> _WORK ITEM_
Scan the entries below for the string "onSubmit" and copy every line where it turns up.

> _PROVIDED RECORDS_
╔══
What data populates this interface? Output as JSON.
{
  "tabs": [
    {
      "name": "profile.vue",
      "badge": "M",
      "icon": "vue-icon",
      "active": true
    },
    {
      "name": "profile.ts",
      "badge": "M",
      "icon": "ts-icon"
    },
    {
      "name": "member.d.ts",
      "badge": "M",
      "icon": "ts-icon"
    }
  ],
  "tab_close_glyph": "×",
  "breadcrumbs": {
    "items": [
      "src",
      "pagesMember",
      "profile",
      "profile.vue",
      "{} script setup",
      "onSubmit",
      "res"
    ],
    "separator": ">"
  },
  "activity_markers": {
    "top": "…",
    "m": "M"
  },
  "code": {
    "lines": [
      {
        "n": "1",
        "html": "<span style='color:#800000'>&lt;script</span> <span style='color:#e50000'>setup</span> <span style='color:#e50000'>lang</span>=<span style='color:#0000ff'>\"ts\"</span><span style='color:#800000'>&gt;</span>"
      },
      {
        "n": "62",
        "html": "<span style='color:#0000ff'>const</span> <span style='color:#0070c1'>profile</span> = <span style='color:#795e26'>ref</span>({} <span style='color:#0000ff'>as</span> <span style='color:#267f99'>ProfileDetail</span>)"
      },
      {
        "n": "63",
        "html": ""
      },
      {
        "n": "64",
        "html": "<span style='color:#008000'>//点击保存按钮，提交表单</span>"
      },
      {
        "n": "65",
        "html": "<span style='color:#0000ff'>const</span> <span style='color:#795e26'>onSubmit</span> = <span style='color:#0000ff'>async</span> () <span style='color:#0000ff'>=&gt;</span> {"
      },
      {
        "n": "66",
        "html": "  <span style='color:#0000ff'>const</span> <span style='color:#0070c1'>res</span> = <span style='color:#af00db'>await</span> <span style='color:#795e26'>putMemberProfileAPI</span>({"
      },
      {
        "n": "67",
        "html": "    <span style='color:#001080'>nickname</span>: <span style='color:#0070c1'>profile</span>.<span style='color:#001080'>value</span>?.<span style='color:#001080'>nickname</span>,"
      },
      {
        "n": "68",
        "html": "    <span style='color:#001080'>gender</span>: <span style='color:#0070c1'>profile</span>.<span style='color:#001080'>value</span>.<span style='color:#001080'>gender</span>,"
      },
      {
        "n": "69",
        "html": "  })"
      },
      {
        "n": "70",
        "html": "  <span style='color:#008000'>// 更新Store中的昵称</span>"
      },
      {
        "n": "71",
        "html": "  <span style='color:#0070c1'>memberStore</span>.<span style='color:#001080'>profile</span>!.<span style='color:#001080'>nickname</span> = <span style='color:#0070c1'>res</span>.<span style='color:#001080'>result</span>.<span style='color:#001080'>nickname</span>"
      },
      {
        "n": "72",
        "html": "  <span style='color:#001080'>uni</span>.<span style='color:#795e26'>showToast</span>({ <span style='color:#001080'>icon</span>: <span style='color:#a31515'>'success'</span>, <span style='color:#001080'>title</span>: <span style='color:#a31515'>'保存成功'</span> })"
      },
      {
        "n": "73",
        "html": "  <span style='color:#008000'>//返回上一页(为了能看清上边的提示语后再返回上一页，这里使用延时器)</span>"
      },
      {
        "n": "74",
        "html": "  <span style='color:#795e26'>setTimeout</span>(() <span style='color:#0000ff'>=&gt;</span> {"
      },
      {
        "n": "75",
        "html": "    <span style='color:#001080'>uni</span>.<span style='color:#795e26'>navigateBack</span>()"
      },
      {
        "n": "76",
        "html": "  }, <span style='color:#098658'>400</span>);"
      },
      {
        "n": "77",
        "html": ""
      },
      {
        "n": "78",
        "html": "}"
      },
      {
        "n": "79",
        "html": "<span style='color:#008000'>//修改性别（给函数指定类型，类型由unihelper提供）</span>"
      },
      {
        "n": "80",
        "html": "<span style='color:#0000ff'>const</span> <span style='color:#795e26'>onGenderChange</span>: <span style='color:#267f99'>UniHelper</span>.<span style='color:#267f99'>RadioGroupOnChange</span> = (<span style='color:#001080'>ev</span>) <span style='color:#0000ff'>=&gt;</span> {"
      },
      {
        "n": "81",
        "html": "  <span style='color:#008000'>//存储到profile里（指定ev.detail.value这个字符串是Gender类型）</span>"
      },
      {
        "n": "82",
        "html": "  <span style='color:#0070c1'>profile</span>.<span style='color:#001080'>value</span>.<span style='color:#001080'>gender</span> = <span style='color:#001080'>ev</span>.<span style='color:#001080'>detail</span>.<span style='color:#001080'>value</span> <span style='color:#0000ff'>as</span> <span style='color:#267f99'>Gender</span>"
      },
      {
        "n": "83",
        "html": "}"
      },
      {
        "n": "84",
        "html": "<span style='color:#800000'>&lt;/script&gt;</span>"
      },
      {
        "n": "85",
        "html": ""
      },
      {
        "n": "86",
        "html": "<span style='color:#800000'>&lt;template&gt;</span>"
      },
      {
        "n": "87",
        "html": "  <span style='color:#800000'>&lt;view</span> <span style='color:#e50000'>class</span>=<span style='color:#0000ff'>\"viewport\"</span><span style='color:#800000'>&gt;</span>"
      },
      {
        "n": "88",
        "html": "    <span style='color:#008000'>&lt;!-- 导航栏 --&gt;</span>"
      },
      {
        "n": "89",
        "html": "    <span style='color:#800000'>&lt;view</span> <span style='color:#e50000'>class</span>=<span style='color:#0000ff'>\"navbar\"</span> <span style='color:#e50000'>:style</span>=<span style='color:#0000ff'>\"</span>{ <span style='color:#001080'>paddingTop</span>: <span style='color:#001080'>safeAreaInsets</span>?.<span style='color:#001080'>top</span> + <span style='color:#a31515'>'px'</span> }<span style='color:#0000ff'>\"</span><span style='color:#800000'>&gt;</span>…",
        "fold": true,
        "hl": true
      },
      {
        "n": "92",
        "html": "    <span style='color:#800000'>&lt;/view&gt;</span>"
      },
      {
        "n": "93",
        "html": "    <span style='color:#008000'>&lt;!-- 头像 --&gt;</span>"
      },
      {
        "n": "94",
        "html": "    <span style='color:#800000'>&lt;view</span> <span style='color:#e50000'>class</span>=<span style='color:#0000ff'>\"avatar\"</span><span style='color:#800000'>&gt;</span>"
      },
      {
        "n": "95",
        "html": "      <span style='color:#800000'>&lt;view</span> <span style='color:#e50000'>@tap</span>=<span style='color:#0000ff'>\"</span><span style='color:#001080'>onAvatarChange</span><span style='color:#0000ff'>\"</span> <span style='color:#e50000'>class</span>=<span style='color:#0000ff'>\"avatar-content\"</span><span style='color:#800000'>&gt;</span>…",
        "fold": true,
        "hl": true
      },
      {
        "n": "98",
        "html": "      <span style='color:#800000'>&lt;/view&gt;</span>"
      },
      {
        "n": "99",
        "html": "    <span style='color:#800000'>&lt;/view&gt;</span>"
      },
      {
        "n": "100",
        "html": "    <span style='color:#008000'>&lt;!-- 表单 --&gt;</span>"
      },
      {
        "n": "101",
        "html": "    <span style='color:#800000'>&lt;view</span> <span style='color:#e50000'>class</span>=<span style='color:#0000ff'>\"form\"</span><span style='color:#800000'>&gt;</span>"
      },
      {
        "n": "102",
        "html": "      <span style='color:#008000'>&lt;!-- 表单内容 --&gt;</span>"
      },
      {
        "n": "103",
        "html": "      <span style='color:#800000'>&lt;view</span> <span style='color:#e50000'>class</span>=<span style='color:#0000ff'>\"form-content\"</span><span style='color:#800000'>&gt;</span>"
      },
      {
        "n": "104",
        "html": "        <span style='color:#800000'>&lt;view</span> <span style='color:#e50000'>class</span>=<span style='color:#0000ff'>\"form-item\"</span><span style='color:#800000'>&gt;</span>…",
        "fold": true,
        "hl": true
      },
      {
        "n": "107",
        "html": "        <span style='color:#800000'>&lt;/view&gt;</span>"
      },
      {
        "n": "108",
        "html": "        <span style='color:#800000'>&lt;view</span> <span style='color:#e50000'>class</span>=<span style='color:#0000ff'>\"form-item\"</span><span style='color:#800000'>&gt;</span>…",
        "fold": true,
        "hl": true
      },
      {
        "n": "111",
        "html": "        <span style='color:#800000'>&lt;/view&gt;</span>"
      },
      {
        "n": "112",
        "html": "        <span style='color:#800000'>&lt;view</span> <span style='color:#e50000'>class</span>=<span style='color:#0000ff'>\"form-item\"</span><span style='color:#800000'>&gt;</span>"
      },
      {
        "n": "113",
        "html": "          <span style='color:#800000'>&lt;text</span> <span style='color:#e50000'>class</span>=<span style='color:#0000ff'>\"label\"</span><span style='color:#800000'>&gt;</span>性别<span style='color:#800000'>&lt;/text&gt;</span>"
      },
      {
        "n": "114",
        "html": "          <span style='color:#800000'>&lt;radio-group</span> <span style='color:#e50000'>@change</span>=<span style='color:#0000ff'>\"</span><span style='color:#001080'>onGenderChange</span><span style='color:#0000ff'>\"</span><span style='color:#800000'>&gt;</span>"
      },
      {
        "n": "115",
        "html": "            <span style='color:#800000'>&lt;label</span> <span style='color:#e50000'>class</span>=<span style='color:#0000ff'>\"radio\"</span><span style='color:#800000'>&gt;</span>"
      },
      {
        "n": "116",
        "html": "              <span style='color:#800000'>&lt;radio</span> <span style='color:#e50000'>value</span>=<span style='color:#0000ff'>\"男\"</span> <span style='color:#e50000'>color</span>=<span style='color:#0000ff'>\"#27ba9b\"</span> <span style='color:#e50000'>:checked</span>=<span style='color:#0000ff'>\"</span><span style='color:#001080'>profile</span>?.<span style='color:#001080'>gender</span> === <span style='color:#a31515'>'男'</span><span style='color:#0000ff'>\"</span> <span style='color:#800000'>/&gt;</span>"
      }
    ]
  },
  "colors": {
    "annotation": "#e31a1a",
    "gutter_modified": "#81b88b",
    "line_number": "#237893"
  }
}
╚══
> _ANSWER TO THIS PROBLEM_
      "onSubmit",
        "html": "<span style='color:#0000ff'>const</span> <span style='color:#795e26'>onSubmit</span> = <span style='color:#0000ff'>async</span> () <span style='color:#0000ff'>=&gt;</span> {"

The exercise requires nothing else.